++++ Data for processing

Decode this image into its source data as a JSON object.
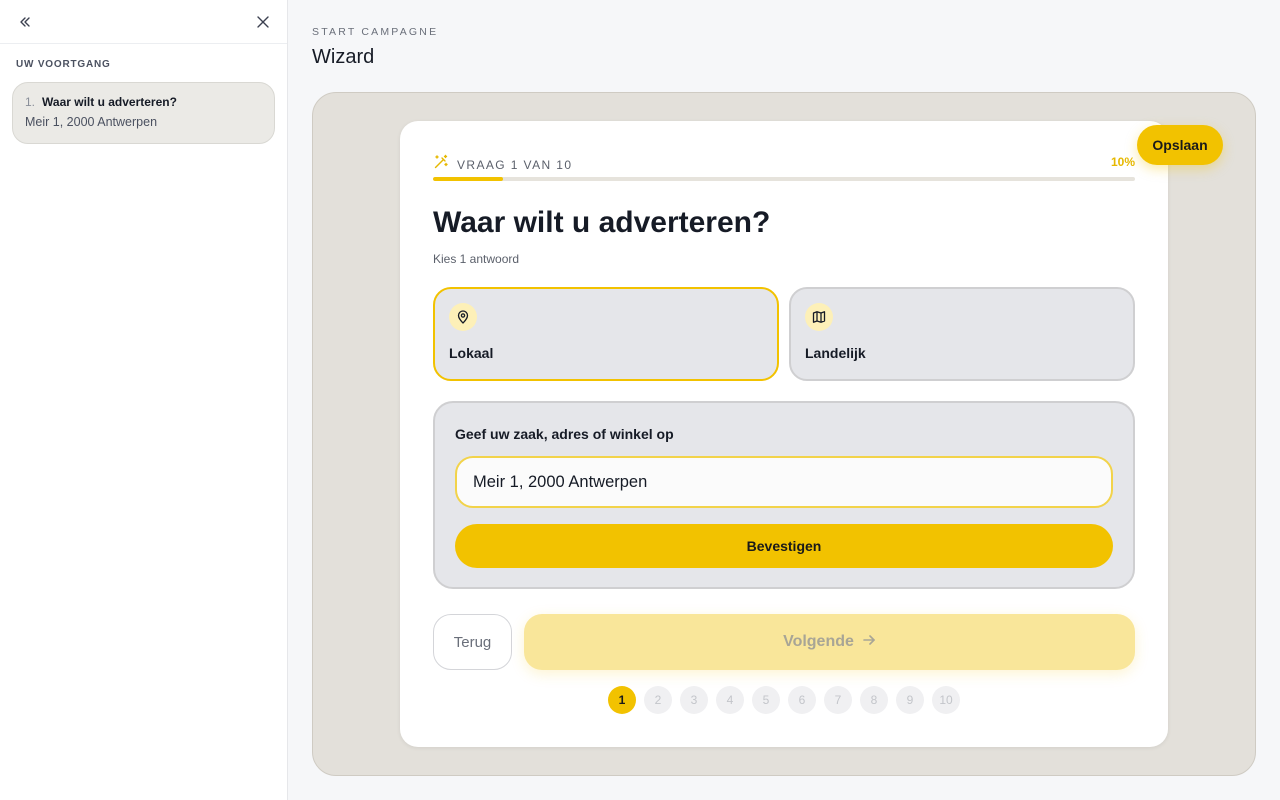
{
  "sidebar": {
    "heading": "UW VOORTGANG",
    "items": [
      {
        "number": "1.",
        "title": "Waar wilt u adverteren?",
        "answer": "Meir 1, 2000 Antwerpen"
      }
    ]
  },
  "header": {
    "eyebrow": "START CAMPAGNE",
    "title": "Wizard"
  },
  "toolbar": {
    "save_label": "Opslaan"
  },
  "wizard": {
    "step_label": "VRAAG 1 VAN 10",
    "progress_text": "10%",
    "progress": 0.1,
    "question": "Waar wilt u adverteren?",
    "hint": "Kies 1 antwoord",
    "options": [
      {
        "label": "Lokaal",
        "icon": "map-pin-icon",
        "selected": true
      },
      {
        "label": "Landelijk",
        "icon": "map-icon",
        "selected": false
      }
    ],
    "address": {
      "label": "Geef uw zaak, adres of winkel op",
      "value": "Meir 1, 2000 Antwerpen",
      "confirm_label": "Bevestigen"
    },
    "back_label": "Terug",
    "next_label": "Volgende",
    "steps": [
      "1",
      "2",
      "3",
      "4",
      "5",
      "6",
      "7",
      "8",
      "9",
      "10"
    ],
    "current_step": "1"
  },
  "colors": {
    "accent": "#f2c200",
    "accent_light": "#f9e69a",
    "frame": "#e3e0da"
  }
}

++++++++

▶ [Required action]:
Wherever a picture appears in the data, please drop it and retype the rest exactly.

▶ [Problem solution]:
Decode this image into its source data as a JSON object.
{
  "sidebar": {
    "heading": "UW VOORTGANG",
    "items": [
      {
        "number": "1.",
        "title": "Waar wilt u adverteren?",
        "answer": "Meir 1, 2000 Antwerpen"
      }
    ]
  },
  "header": {
    "eyebrow": "START CAMPAGNE",
    "title": "Wizard"
  },
  "toolbar": {
    "save_label": "Opslaan"
  },
  "wizard": {
    "step_label": "VRAAG 1 VAN 10",
    "progress_text": "10%",
    "progress": 0.1,
    "question": "Waar wilt u adverteren?",
    "hint": "Kies 1 antwoord",
    "options": [
      {
        "label": "Lokaal",
        "icon": "map-pin-icon",
        "selected": true
      },
      {
        "label": "Landelijk",
        "icon": "map-icon",
        "selected": false
      }
    ],
    "address": {
      "label": "Geef uw zaak, adres of winkel op",
      "value": "Meir 1, 2000 Antwerpen",
      "confirm_label": "Bevestigen"
    },
    "back_label": "Terug",
    "next_label": "Volgende",
    "steps": [
      "1",
      "2",
      "3",
      "4",
      "5",
      "6",
      "7",
      "8",
      "9",
      "10"
    ],
    "current_step": "1"
  },
  "colors": {
    "accent": "#f2c200",
    "accent_light": "#f9e69a",
    "frame": "#e3e0da"
  }
}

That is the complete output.